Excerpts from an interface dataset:

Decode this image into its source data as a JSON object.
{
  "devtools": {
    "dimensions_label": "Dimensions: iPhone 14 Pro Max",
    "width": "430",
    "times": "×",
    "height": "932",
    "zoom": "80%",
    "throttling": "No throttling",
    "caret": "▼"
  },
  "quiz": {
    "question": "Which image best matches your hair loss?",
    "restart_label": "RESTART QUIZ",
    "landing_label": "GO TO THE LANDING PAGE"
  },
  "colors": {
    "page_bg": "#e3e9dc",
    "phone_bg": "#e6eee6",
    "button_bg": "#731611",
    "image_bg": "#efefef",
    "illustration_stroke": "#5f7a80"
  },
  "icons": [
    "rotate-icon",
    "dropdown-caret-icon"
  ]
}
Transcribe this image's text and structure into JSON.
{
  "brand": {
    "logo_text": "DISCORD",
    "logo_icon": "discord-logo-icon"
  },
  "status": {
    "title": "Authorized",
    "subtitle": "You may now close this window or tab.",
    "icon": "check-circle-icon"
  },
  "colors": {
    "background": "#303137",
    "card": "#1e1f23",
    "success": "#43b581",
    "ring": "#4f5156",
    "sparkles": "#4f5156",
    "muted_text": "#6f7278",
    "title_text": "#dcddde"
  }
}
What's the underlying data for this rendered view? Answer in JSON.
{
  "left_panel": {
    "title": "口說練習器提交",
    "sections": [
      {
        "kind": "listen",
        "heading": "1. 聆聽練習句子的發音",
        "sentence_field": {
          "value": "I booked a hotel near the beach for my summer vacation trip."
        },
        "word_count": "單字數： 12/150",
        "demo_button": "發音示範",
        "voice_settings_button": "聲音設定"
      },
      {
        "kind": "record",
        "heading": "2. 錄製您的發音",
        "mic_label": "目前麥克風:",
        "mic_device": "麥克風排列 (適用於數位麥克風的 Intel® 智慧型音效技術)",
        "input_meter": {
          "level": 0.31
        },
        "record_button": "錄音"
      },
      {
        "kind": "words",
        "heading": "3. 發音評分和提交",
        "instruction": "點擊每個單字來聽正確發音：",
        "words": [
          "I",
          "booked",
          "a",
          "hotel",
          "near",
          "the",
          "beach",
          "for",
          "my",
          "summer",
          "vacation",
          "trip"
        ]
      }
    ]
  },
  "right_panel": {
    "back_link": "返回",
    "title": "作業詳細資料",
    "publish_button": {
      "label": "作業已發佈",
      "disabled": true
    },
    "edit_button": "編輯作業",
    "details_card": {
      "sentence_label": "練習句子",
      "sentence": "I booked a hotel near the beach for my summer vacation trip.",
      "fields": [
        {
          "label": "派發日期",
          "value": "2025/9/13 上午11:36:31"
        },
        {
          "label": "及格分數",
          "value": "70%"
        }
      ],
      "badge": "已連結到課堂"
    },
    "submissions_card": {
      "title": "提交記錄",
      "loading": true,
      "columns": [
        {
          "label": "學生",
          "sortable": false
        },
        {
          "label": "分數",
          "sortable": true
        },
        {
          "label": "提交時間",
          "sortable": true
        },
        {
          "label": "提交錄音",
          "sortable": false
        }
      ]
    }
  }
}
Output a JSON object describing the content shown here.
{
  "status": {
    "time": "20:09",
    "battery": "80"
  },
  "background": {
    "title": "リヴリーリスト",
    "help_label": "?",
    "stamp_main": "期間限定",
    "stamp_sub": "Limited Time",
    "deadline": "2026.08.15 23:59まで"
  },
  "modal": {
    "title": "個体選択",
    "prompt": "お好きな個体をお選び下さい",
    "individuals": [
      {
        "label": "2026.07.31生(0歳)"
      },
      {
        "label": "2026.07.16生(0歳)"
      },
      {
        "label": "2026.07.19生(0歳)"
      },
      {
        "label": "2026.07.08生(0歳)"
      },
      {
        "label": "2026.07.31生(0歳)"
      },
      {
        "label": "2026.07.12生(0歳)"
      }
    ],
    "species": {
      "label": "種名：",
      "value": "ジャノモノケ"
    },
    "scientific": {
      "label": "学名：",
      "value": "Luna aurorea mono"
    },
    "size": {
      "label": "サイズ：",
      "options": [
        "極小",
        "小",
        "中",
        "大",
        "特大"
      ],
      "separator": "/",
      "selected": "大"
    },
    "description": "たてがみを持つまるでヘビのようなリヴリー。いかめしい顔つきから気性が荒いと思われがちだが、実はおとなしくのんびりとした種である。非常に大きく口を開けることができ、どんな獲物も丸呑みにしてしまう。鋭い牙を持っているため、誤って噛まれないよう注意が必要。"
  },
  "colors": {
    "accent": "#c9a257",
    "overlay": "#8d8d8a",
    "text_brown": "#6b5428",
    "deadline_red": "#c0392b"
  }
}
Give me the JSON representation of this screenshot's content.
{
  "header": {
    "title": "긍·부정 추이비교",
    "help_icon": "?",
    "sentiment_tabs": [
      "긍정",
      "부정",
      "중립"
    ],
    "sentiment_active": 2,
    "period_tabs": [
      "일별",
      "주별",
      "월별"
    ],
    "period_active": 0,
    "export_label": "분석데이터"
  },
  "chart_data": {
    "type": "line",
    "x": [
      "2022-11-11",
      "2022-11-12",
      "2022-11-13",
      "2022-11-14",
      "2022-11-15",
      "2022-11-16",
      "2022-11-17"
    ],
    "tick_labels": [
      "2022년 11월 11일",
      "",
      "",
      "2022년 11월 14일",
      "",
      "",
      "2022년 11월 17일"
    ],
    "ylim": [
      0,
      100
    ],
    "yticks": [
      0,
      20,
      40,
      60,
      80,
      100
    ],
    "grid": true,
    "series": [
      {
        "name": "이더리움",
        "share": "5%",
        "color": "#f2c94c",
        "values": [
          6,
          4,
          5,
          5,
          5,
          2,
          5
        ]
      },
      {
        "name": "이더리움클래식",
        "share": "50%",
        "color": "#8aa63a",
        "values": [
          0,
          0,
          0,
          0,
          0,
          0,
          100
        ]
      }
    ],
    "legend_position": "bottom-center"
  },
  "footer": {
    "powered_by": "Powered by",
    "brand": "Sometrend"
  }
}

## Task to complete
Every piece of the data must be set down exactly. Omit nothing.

## Response area
Decode this image into its source data as a JSON object.
{
  "devtools": {
    "dimensions_label": "Dimensions: iPhone 14 Pro Max",
    "width": "430",
    "times": "×",
    "height": "932",
    "zoom": "80%",
    "throttling": "No throttling",
    "caret": "▼"
  },
  "quiz": {
    "question": "Which image best matches your hair loss?",
    "restart_label": "RESTART QUIZ",
    "landing_label": "GO TO THE LANDING PAGE"
  },
  "colors": {
    "page_bg": "#e3e9dc",
    "phone_bg": "#e6eee6",
    "button_bg": "#731611",
    "image_bg": "#efefef",
    "illustration_stroke": "#5f7a80"
  },
  "icons": [
    "rotate-icon",
    "dropdown-caret-icon"
  ]
}
Transcribe this image's text and structure into JSON.
{
  "brand": {
    "logo_text": "DISCORD",
    "logo_icon": "discord-logo-icon"
  },
  "status": {
    "title": "Authorized",
    "subtitle": "You may now close this window or tab.",
    "icon": "check-circle-icon"
  },
  "colors": {
    "background": "#303137",
    "card": "#1e1f23",
    "success": "#43b581",
    "ring": "#4f5156",
    "sparkles": "#4f5156",
    "muted_text": "#6f7278",
    "title_text": "#dcddde"
  }
}
What's the underlying data for this rendered view? Answer in JSON.
{
  "left_panel": {
    "title": "口說練習器提交",
    "sections": [
      {
        "kind": "listen",
        "heading": "1. 聆聽練習句子的發音",
        "sentence_field": {
          "value": "I booked a hotel near the beach for my summer vacation trip."
        },
        "word_count": "單字數： 12/150",
        "demo_button": "發音示範",
        "voice_settings_button": "聲音設定"
      },
      {
        "kind": "record",
        "heading": "2. 錄製您的發音",
        "mic_label": "目前麥克風:",
        "mic_device": "麥克風排列 (適用於數位麥克風的 Intel® 智慧型音效技術)",
        "input_meter": {
          "level": 0.31
        },
        "record_button": "錄音"
      },
      {
        "kind": "words",
        "heading": "3. 發音評分和提交",
        "instruction": "點擊每個單字來聽正確發音：",
        "words": [
          "I",
          "booked",
          "a",
          "hotel",
          "near",
          "the",
          "beach",
          "for",
          "my",
          "summer",
          "vacation",
          "trip"
        ]
      }
    ]
  },
  "right_panel": {
    "back_link": "返回",
    "title": "作業詳細資料",
    "publish_button": {
      "label": "作業已發佈",
      "disabled": true
    },
    "edit_button": "編輯作業",
    "details_card": {
      "sentence_label": "練習句子",
      "sentence": "I booked a hotel near the beach for my summer vacation trip.",
      "fields": [
        {
          "label": "派發日期",
          "value": "2025/9/13 上午11:36:31"
        },
        {
          "label": "及格分數",
          "value": "70%"
        }
      ],
      "badge": "已連結到課堂"
    },
    "submissions_card": {
      "title": "提交記錄",
      "loading": true,
      "columns": [
        {
          "label": "學生",
          "sortable": false
        },
        {
          "label": "分數",
          "sortable": true
        },
        {
          "label": "提交時間",
          "sortable": true
        },
        {
          "label": "提交錄音",
          "sortable": false
        }
      ]
    }
  }
}
Output a JSON object describing the content shown here.
{
  "status": {
    "time": "20:09",
    "battery": "80"
  },
  "background": {
    "title": "リヴリーリスト",
    "help_label": "?",
    "stamp_main": "期間限定",
    "stamp_sub": "Limited Time",
    "deadline": "2026.08.15 23:59まで"
  },
  "modal": {
    "title": "個体選択",
    "prompt": "お好きな個体をお選び下さい",
    "individuals": [
      {
        "label": "2026.07.31生(0歳)"
      },
      {
        "label": "2026.07.16生(0歳)"
      },
      {
        "label": "2026.07.19生(0歳)"
      },
      {
        "label": "2026.07.08生(0歳)"
      },
      {
        "label": "2026.07.31生(0歳)"
      },
      {
        "label": "2026.07.12生(0歳)"
      }
    ],
    "species": {
      "label": "種名：",
      "value": "ジャノモノケ"
    },
    "scientific": {
      "label": "学名：",
      "value": "Luna aurorea mono"
    },
    "size": {
      "label": "サイズ：",
      "options": [
        "極小",
        "小",
        "中",
        "大",
        "特大"
      ],
      "separator": "/",
      "selected": "大"
    },
    "description": "たてがみを持つまるでヘビのようなリヴリー。いかめしい顔つきから気性が荒いと思われがちだが、実はおとなしくのんびりとした種である。非常に大きく口を開けることができ、どんな獲物も丸呑みにしてしまう。鋭い牙を持っているため、誤って噛まれないよう注意が必要。"
  },
  "colors": {
    "accent": "#c9a257",
    "overlay": "#8d8d8a",
    "text_brown": "#6b5428",
    "deadline_red": "#c0392b"
  }
}
Give me the JSON representation of this screenshot's content.
{
  "header": {
    "title": "긍·부정 추이비교",
    "help_icon": "?",
    "sentiment_tabs": [
      "긍정",
      "부정",
      "중립"
    ],
    "sentiment_active": 2,
    "period_tabs": [
      "일별",
      "주별",
      "월별"
    ],
    "period_active": 0,
    "export_label": "분석데이터"
  },
  "chart_data": {
    "type": "line",
    "x": [
      "2022-11-11",
      "2022-11-12",
      "2022-11-13",
      "2022-11-14",
      "2022-11-15",
      "2022-11-16",
      "2022-11-17"
    ],
    "tick_labels": [
      "2022년 11월 11일",
      "",
      "",
      "2022년 11월 14일",
      "",
      "",
      "2022년 11월 17일"
    ],
    "ylim": [
      0,
      100
    ],
    "yticks": [
      0,
      20,
      40,
      60,
      80,
      100
    ],
    "grid": true,
    "series": [
      {
        "name": "이더리움",
        "share": "5%",
        "color": "#f2c94c",
        "values": [
          6,
          4,
          5,
          5,
          5,
          2,
          5
        ]
      },
      {
        "name": "이더리움클래식",
        "share": "50%",
        "color": "#8aa63a",
        "values": [
          0,
          0,
          0,
          0,
          0,
          0,
          100
        ]
      }
    ],
    "legend_position": "bottom-center"
  },
  "footer": {
    "powered_by": "Powered by",
    "brand": "Sometrend"
  }
}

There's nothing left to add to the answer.